### Work required
Write out, word for word, the line that contains "Output a JSON" and each line after it down to the last line of the data below. Include nothing more.

### Task material
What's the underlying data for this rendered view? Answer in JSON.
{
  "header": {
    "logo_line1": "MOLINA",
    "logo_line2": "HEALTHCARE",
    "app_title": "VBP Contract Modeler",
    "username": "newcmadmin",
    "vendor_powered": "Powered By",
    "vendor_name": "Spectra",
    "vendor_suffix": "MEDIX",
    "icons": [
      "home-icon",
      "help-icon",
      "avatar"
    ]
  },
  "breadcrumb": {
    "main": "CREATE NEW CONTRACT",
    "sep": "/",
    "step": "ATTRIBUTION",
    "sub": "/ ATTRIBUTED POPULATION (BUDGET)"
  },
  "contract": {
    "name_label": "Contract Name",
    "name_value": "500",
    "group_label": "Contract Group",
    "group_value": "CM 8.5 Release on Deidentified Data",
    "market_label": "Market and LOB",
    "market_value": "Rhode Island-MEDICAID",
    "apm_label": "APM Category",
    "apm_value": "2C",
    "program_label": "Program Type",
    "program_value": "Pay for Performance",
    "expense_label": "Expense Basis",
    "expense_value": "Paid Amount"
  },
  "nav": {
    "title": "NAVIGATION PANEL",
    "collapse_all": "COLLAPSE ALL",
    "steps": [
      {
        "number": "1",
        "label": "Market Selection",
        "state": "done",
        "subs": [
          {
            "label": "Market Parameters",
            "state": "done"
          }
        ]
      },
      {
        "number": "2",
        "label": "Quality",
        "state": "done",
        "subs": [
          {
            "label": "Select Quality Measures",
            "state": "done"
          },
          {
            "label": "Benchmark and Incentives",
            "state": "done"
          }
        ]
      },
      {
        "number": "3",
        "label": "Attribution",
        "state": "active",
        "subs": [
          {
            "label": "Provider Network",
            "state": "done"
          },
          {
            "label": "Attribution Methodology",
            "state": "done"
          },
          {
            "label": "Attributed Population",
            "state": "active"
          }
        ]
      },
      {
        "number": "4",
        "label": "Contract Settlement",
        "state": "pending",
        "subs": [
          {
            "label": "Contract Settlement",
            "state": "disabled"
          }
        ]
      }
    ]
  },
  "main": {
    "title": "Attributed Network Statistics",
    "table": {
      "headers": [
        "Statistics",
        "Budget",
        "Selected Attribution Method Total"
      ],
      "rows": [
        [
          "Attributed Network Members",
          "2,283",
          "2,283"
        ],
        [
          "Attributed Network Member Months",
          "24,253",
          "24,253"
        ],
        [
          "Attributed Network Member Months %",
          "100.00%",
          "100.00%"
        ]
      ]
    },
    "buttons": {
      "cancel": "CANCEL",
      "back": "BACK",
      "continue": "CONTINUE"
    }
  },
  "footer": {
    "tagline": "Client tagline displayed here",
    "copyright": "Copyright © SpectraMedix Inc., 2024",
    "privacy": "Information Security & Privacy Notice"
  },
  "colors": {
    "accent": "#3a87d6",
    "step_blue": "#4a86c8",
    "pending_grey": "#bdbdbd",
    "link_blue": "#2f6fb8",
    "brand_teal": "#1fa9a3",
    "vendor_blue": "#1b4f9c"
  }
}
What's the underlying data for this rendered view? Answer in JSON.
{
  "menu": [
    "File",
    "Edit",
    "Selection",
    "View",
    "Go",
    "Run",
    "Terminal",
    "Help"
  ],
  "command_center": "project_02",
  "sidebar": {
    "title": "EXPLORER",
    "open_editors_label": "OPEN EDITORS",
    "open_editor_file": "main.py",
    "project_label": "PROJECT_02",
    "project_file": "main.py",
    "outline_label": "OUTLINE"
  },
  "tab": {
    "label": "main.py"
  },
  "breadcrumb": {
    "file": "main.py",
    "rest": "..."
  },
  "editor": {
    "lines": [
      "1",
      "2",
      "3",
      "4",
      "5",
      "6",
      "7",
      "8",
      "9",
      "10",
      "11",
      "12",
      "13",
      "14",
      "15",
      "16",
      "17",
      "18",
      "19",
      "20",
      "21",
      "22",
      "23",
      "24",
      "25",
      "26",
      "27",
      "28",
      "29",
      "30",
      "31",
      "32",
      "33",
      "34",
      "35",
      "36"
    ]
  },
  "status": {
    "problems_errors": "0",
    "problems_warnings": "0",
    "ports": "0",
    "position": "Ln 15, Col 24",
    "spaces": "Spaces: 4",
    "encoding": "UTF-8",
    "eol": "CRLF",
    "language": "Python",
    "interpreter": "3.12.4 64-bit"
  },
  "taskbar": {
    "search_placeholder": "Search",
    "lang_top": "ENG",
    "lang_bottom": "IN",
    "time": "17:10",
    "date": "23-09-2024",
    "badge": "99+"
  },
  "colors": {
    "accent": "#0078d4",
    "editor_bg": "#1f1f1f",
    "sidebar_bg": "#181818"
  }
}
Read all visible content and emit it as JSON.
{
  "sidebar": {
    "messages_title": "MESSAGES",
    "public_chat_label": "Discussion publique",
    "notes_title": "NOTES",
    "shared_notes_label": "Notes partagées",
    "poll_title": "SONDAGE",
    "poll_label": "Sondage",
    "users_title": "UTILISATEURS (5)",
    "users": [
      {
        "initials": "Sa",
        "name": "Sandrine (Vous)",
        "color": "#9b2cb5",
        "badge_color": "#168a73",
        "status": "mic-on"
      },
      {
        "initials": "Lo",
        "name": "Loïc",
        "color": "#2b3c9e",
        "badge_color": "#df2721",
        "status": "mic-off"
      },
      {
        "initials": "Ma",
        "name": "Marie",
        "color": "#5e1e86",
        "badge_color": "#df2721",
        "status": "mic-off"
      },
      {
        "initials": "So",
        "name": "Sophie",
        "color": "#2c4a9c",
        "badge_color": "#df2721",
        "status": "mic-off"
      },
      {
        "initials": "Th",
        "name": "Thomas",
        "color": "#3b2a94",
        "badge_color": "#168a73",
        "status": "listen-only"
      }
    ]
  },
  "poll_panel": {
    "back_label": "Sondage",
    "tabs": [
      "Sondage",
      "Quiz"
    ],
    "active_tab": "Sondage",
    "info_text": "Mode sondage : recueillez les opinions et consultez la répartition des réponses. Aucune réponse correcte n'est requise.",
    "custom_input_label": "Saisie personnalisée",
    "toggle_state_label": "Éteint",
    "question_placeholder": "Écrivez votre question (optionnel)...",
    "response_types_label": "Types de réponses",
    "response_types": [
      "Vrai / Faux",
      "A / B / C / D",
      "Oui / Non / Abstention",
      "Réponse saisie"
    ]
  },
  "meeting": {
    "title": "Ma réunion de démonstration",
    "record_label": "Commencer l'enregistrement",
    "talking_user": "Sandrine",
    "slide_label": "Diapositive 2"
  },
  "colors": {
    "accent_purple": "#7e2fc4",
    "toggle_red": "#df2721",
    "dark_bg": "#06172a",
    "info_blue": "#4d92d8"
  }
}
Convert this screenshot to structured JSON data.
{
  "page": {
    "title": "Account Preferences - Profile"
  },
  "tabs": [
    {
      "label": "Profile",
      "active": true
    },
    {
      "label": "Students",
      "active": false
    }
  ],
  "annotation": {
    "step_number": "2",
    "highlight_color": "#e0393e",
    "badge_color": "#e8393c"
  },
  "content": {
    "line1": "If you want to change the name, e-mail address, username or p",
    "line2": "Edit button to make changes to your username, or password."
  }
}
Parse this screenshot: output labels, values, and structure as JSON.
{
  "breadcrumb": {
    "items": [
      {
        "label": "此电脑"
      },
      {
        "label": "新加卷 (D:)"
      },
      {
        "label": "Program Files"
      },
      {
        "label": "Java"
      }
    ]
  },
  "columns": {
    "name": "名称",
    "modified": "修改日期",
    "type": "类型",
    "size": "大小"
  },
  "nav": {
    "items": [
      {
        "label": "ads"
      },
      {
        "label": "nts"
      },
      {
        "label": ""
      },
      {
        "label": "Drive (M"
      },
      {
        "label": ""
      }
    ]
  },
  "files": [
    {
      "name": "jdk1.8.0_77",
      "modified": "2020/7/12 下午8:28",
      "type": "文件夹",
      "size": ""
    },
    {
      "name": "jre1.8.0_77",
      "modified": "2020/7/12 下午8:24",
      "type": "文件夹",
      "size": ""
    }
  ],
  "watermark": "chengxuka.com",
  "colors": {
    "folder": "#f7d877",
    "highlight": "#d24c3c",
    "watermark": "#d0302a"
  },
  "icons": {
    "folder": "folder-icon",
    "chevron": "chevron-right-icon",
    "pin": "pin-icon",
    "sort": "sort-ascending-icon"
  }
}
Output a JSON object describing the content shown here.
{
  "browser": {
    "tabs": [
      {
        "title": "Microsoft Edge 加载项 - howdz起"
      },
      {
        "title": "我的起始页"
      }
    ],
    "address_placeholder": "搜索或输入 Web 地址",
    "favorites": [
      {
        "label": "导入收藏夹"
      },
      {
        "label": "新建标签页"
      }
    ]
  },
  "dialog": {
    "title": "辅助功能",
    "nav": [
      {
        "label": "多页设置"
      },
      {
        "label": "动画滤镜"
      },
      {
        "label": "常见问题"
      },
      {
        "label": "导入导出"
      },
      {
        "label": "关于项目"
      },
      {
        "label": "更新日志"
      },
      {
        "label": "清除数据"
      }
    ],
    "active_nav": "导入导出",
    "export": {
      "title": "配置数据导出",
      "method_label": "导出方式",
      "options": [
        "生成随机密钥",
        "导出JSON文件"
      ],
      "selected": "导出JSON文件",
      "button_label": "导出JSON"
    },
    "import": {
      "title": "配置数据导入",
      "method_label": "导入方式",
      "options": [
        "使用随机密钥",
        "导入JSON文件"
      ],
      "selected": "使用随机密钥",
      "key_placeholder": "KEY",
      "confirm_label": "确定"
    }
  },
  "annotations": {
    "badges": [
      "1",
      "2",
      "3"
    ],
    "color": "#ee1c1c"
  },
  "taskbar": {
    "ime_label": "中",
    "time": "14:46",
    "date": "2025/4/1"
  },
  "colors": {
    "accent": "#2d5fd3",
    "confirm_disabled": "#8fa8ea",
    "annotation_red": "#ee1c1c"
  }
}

### Written response
Output a JSON object describing the content shown here.
{
  "browser": {
    "tabs": [
      {
        "title": "Microsoft Edge 加载项 - howdz起"
      },
      {
        "title": "我的起始页"
      }
    ],
    "address_placeholder": "搜索或输入 Web 地址",
    "favorites": [
      {
        "label": "导入收藏夹"
      },
      {
        "label": "新建标签页"
      }
    ]
  },
  "dialog": {
    "title": "辅助功能",
    "nav": [
      {
        "label": "多页设置"
      },
      {
        "label": "动画滤镜"
      },
      {
        "label": "常见问题"
      },
      {
        "label": "导入导出"
      },
      {
        "label": "关于项目"
      },
      {
        "label": "更新日志"
      },
      {
        "label": "清除数据"
      }
    ],
    "active_nav": "导入导出",
    "export": {
      "title": "配置数据导出",
      "method_label": "导出方式",
      "options": [
        "生成随机密钥",
        "导出JSON文件"
      ],
      "selected": "导出JSON文件",
      "button_label": "导出JSON"
    },
    "import": {
      "title": "配置数据导入",
      "method_label": "导入方式",
      "options": [
        "使用随机密钥",
        "导入JSON文件"
      ],
      "selected": "使用随机密钥",
      "key_placeholder": "KEY",
      "confirm_label": "确定"
    }
  },
  "annotations": {
    "badges": [
      "1",
      "2",
      "3"
    ],
    "color": "#ee1c1c"
  },
  "taskbar": {
    "ime_label": "中",
    "time": "14:46",
    "date": "2025/4/1"
  },
  "colors": {
    "accent": "#2d5fd3",
    "confirm_disabled": "#8fa8ea",
    "annotation_red": "#ee1c1c"
  }
}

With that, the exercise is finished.